In the lines below, the string "title" may appear; say how many lines hold it and give nothing more.
:: Data supplied ::
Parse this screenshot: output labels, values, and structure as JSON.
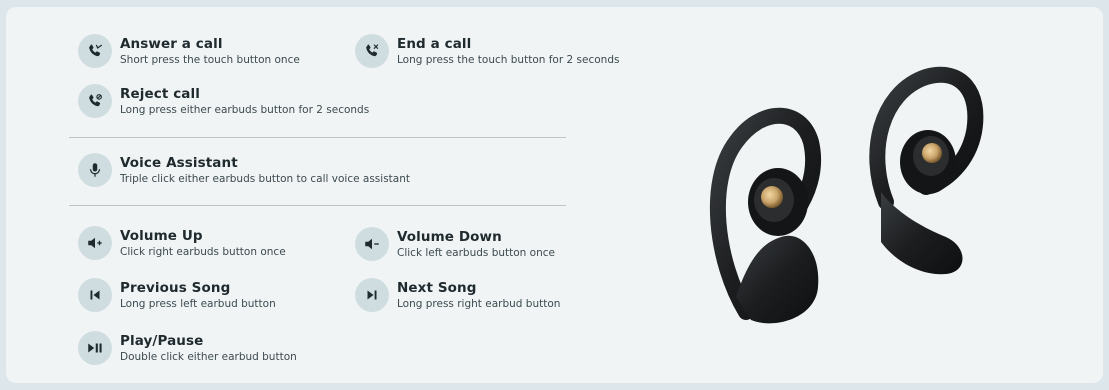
{
  "controls": {
    "answer_call": {
      "title": "Answer a call",
      "desc": "Short press the touch button once"
    },
    "end_call": {
      "title": "End a call",
      "desc": "Long press the touch button for 2 seconds"
    },
    "reject_call": {
      "title": "Reject call",
      "desc": "Long press either earbuds button for 2 seconds"
    },
    "voice_assistant": {
      "title": "Voice Assistant",
      "desc": "Triple click either earbuds button to call voice assistant"
    },
    "volume_up": {
      "title": "Volume Up",
      "desc": "Click right earbuds button once"
    },
    "volume_down": {
      "title": "Volume Down",
      "desc": "Click left earbuds button once"
    },
    "previous_song": {
      "title": "Previous Song",
      "desc": "Long press left earbud button"
    },
    "next_song": {
      "title": "Next Song",
      "desc": "Long press right earbud button"
    },
    "play_pause": {
      "title": "Play/Pause",
      "desc": "Double click either earbud button"
    }
  },
  "icons": {
    "answer_call": "phone-answer-icon",
    "end_call": "phone-end-icon",
    "reject_call": "phone-reject-icon",
    "voice_assistant": "microphone-icon",
    "volume_up": "volume-up-icon",
    "volume_down": "volume-down-icon",
    "previous_song": "previous-track-icon",
    "next_song": "next-track-icon",
    "play_pause": "play-pause-icon"
  },
  "colors": {
    "background": "#dde6ea",
    "card": "#f1f4f5",
    "icon_bg": "#cfdde1",
    "icon_fg": "#1f2a2e",
    "earbud_body": "#1a1c1e",
    "earbud_accent": "#c9a46a"
  }
}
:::
◆ Output:
9